  • Book chapters

    Maeghan Toews, “Organ and Tissue Donation” in Ben White, Fiona McDonald, and Lindy Willmott (eds), Health Law in Australia, 3rd ed (2018: Thomson Reuters)

  • Policy articles and commentary

    • Maeghan Toews, “Increasing Organ Donation: What’s Legal and What’s Not?” (2017) 39(11) Bulletin (Law Society of South Australia) 18
    • Maeghan Toews, “Fast Facts: Opt-out Consent for Organ Donation” Canadian National Transplant Research Program (7 February 2017), online:
  • Academic conferences and workshops

    • “Evaluating the Strength of Australian Donation and Transplantation Law against International Legal Norms”, Transplantation Society of Australia and New Zealand (TSANZ) Annual Scientific Meeting, Brisbane, 17-20 June 2023
    • “Regulating Biomaterials in the Age of Datafied Bodies: Reforming the Discourse”, Australasian Association of Bioethics & Health Law Annual Conference, 20 November 2021 (online)
    • “Legal Foundations: Recommendations for Donation & Transplantation Legislation”, International Donation and Transplantation Legislative Policy Forum, Transplant Quebec, Montreal, 14-15 October 2021 (online)
    • “Media Representations of Public Solicitation for Organ Donors”, Key Policy Issues in Organ Donation & Transplantation, University of Ottawa, 17-18 June 2021 (online)
    • “Public Solicitation of Living Donors”, Ethical Issues in Donation and Transplantation – Professional Education Symposium, Deakin University, Melbourne, 27 October 2017 (Session Chair)
    • “Overcoming the ‘Valuable Consideration’ Problem in Kidney Paired Donation: The Experiences in Australia, Canada, and the United States” Transplantation Society of Australia and New Zealand (TSANZ) Annual Scientific Meeting, Brisbane, May 8, 2017
  • Professional meetings and events

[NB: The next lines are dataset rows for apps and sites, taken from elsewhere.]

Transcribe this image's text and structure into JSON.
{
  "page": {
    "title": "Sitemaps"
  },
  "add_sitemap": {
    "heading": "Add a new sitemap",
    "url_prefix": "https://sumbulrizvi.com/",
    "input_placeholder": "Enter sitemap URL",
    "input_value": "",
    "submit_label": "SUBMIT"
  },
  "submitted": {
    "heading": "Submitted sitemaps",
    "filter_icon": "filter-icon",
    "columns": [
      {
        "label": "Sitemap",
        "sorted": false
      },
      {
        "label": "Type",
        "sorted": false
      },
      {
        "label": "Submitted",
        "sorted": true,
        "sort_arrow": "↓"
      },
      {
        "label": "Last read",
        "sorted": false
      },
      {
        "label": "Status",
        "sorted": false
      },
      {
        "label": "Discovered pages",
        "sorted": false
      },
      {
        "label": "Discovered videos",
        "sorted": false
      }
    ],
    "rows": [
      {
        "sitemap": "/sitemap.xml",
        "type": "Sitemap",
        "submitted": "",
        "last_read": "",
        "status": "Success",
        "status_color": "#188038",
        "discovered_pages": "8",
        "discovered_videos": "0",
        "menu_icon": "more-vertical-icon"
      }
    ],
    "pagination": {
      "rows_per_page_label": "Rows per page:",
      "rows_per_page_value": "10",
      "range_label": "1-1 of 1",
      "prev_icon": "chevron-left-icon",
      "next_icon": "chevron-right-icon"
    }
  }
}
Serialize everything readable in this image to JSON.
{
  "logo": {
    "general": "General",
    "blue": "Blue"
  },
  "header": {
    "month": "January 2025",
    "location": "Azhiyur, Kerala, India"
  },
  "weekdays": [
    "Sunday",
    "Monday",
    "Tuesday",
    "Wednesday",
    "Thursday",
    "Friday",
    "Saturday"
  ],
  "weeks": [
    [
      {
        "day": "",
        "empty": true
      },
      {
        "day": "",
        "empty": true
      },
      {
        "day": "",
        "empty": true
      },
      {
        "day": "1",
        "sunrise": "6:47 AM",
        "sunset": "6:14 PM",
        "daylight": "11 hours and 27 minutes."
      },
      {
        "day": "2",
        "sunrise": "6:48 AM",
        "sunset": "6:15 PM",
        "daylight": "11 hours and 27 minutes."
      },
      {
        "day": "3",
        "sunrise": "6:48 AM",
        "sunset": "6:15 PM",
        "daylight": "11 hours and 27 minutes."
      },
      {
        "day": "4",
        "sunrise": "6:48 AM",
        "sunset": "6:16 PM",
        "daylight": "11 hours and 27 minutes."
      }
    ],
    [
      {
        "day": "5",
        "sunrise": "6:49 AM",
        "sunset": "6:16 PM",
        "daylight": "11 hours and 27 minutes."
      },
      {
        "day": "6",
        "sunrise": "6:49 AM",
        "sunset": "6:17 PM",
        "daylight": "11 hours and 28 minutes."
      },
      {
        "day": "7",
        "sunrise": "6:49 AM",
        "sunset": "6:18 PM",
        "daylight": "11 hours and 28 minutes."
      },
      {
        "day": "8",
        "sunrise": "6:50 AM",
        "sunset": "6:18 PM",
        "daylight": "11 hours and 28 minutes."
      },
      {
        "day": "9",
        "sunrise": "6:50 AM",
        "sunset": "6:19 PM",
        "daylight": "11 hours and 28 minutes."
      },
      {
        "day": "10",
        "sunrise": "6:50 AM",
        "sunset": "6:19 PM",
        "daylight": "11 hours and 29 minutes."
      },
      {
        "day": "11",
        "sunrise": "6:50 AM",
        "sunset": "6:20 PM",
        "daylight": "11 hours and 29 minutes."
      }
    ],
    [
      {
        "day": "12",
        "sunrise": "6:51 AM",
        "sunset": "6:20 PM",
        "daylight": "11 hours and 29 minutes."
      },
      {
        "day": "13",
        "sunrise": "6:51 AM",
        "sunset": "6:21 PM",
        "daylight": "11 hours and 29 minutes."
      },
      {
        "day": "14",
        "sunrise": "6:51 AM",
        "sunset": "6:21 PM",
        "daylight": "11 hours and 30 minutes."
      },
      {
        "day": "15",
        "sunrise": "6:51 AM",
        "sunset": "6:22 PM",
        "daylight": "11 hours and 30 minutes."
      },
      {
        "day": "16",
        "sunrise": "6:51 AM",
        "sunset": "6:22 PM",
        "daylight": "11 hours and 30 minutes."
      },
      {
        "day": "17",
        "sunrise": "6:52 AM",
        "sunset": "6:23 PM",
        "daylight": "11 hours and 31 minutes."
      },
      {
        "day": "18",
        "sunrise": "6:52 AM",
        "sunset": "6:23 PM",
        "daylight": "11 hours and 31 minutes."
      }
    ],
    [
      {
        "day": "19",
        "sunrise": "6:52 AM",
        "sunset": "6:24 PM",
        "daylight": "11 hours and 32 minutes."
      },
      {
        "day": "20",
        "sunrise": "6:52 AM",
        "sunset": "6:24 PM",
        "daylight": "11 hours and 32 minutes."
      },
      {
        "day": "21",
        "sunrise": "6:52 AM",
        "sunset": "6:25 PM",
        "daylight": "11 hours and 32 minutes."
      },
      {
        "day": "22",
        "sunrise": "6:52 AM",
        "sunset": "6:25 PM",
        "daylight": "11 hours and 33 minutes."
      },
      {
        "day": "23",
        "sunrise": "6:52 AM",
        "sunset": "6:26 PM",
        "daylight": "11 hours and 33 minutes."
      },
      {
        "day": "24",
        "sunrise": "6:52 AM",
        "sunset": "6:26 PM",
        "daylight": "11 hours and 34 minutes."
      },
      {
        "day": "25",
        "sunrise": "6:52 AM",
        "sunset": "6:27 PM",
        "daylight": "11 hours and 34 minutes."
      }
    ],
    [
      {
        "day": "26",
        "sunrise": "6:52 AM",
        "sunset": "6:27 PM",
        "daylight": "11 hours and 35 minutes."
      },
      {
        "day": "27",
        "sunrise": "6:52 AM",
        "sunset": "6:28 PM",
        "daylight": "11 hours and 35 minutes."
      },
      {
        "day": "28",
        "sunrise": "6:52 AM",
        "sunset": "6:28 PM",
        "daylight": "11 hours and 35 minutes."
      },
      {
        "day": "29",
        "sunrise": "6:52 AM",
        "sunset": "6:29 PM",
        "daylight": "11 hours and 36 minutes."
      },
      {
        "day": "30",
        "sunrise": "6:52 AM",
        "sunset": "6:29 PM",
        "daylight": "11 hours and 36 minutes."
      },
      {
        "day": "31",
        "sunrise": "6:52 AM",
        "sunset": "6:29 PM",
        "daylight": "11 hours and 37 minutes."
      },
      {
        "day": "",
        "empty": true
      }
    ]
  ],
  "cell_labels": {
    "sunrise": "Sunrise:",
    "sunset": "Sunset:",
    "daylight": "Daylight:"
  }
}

    • “Law of the Body: A New Body of Law?” University of Macau: Law, Ethics and Technology Studies Research Circle, Macau, China, 25 September 2019
    • “The Law of Buying, Selling, and Trafficking Human Organs” Australian Medical Students Society EdForum: Organ Trafficking: Would You Sell Your Kidney?, Adelaide, August 22, 2018
    • “Organ Donation in the Public Eye: Donor Solicitation in the Media” Royal Adelaide Hospital, Renal Unit, Adelaide, 14 November 2017
    • “Organ Donation: Legal Controversies and Conundrums” University of Adelaide Law School, Continuing Professional Development Program, Adelaide, June 14, 2017